Kent cryotherapy specialists show promise for perimenopausal symptom relief
Cryojuvenate is a multi-award-winning clinic based in Sevenoaks which offers restorative and therapeutic Cryotherapy treatments including a whole-body cryotherapy chamber, alternative cold therapies, and IV Infusions.
Cryojuvenate was awarded an EIRA Innovation Voucher to collaborate with academics at the School of Sport and Exercise Sciences at the University of Kent. This collaboration designed a study to investigate the effect of whole-body cryotherapy on the alleviation of perimenopausal symptoms.
Perimenopause begins several years before menopause and lasts on average for around 4 years. During this time, 8 in 10 women will experience symptoms that can have a significant negative impact on daily life.
Whilst there is reasonable evidence in the scientific and medical literature that cryotherapy –or cold therapy- has beneficial effects on a number of health and medical conditions, there is nothing specifically related to perimenopausal symptoms. With cryotherapy still in its infancy in the UK and women anecdotally noticing an alleviation of perimenopausal symptoms following whole body cryotherapy, the founder and owner of Cryojuvenate, Ruth Hyde, wanted to determine if cryotherapy had any physiological effects which could make it beneficial as a method to improve quality of life for women.
The project was supported by Dr. Glen Davison, Reader and Head of the School of Sport and Exercise Sciences at the University of Kent.
The project recruited 9 women between 40 and 65 years of age, in good health, clinically defined as perimenopausal, and currently experiencing one or more episodes of moderate-to-severe hot flushes per day.
They then exposed these volunteers to specifically controlled air temperatures at the Kent Cryojuvenate clinic.
Participants took part in six sessions of whole-body cryotherapy (3-5 min at -85°C) in a one-week period. They were asked to record menopausal symptoms, hot flushes, and sleep quality one week prior to treatment, during the treatment, and one-week post-treatment.
Researchers from the School of Sport and Exercise Science periodically collected and analysed saliva from the participants during the study. The School has expertise in assessing physiological and stress responses, as well as various biomarkers, predominantly during exercise and recovery, and in this instance were able to use the saliva samples to determine concentration changes of a marker of the autonomic nervous system (alpha-amylase) and a marker for measuring stress responses (cortisol).
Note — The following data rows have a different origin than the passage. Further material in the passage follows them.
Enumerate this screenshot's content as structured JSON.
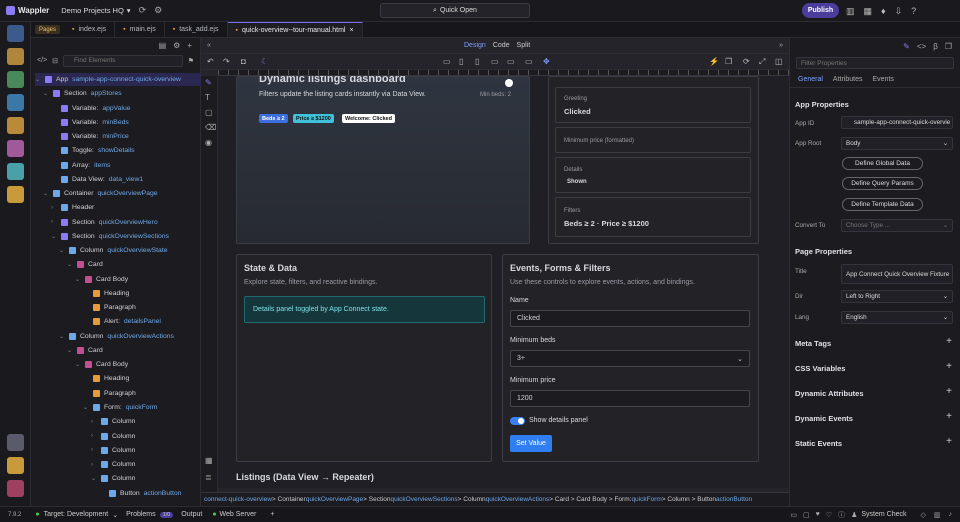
{
  "app": {
    "name": "Wappler",
    "project": "Demo Projects HQ",
    "quick_open": "Quick Open",
    "publish": "Publish"
  },
  "tabs": [
    {
      "label": "Pages"
    },
    {
      "label": "index.ejs"
    },
    {
      "label": "main.ejs"
    },
    {
      "label": "task_add.ejs"
    },
    {
      "label": "quick-overview--tour-manual.html"
    }
  ],
  "left": {
    "filter_placeholder": "Find Elements",
    "tree": [
      {
        "t": "App",
        "n": "sample-app-connect-quick-overview"
      },
      {
        "t": "Section",
        "n": "appStores"
      },
      {
        "t": "Variable:",
        "n": "appValue"
      },
      {
        "t": "Variable:",
        "n": "minBeds"
      },
      {
        "t": "Variable:",
        "n": "minPrice"
      },
      {
        "t": "Toggle:",
        "n": "showDetails"
      },
      {
        "t": "Array:",
        "n": "items"
      },
      {
        "t": "Data View:",
        "n": "data_view1"
      },
      {
        "t": "Container",
        "n": "quickOverviewPage"
      },
      {
        "t": "Header",
        "n": ""
      },
      {
        "t": "Section",
        "n": "quickOverviewHero"
      },
      {
        "t": "Section",
        "n": "quickOverviewSections"
      },
      {
        "t": "Column",
        "n": "quickOverviewState"
      },
      {
        "t": "Card",
        "n": ""
      },
      {
        "t": "Card Body",
        "n": ""
      },
      {
        "t": "Heading",
        "n": ""
      },
      {
        "t": "Paragraph",
        "n": ""
      },
      {
        "t": "Alert:",
        "n": "detailsPanel"
      },
      {
        "t": "Column",
        "n": "quickOverviewActions"
      },
      {
        "t": "Card",
        "n": ""
      },
      {
        "t": "Card Body",
        "n": ""
      },
      {
        "t": "Heading",
        "n": ""
      },
      {
        "t": "Paragraph",
        "n": ""
      },
      {
        "t": "Form:",
        "n": "quickForm"
      },
      {
        "t": "Column",
        "n": ""
      },
      {
        "t": "Column",
        "n": ""
      },
      {
        "t": "Column",
        "n": ""
      },
      {
        "t": "Column",
        "n": ""
      },
      {
        "t": "Column",
        "n": ""
      },
      {
        "t": "Button",
        "n": "actionButton"
      }
    ]
  },
  "main": {
    "mode": {
      "design": "Design",
      "code": "Code",
      "split": "Split"
    },
    "hero": {
      "title": "Dynamic listings dashboard",
      "desc": "Filters update the listing cards instantly via Data View.",
      "min_beds": "Min beds: 2",
      "chip1": "Beds ≥ 2",
      "chip2": "Price ≥ $1200",
      "chip3": "Welcome: Clicked"
    },
    "info": [
      {
        "label": "Greeting",
        "value": "Clicked"
      },
      {
        "label": "Minimum price (formatted)",
        "value": ""
      },
      {
        "label": "Details",
        "value": "Shown"
      },
      {
        "label": "Filters",
        "value": "Beds ≥ 2 · Price ≥ $1200"
      }
    ],
    "state": {
      "title": "State & Data",
      "desc": "Explore state, filters, and reactive bindings.",
      "alert": "Details panel toggled by App Connect state."
    },
    "events": {
      "title": "Events, Forms & Filters",
      "desc": "Use these controls to explore events, actions, and bindings.",
      "name_label": "Name",
      "name_value": "Clicked",
      "beds_label": "Minimum beds",
      "beds_value": "3+",
      "price_label": "Minimum price",
      "price_value": "1200",
      "toggle_label": "Show details panel",
      "button": "Set Value"
    },
    "listings": "Listings (Data View → Repeater)",
    "breadcrumb": {
      "b1": "connect-quick-overview",
      "b2": " > Container ",
      "b3": "quickOverviewPage",
      "b4": " > Section ",
      "b5": "quickOverviewSections",
      "b6": " > Column ",
      "b7": "quickOverviewActions",
      "b8": " > Card > Card Body > Form: ",
      "b9": "quickForm",
      "b10": " > Column > Button ",
      "b11": "actionButton"
    }
  },
  "right": {
    "filter_placeholder": "Filter Properties",
    "tabs": [
      "General",
      "Attributes",
      "Events"
    ],
    "app_props": "App Properties",
    "app_id_label": "App ID",
    "app_id": "sample-app-connect-quick-overvie",
    "app_root_label": "App Root",
    "app_root": "Body",
    "btn1": "Define Global Data",
    "btn2": "Define Query Params",
    "btn3": "Define Template Data",
    "convert_label": "Convert To",
    "convert_placeholder": "Choose Type ...",
    "page_props": "Page Properties",
    "title_label": "Title",
    "title_value": "App Connect Quick Overview Fixture",
    "dir_label": "Dir",
    "dir_value": "Left to Right",
    "lang_label": "Lang",
    "lang_value": "English",
    "sections": [
      "Meta Tags",
      "CSS Variables",
      "Dynamic Attributes",
      "Dynamic Events",
      "Static Events"
    ]
  },
  "status": {
    "version": "7.9.2",
    "target": "Target: Development",
    "problems": "Problems",
    "problems_count": "1/0",
    "output": "Output",
    "web_server": "Web Server",
    "system_check": "System Check"
  }
}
Overall, the subjects reported a 40-50% improvement in their sleep quality and a 50% decrease in the hot flushes interference scale. In addition, the stress marker cortisol decreased by approximately 50% after the cryotherapy sessions. The study also showed that the hypothalamic-pituitary axis (HPA) is activated during cryotherapy, which could be the pathway involved in the improvement in symptoms.
You can find out more in EIRA’s ‘Do more with less’ webinar as part of its Innovation Month series which features a talk from Ruth Hyde, Founding Owner – Cryojuvenate UK.
You can watch this here or in the window below.
Dr. Glen Davison is looking to publish these initial results and Cryojuvenate would like to continue researching into this area and is actively looking for further funding opportunities. Future follow project will be to compare these findings with a placebo.
Contact for any queries
Dr Glen Davison, Reader and Head of the School of Sport and Exercise Sciences at the University of Kent.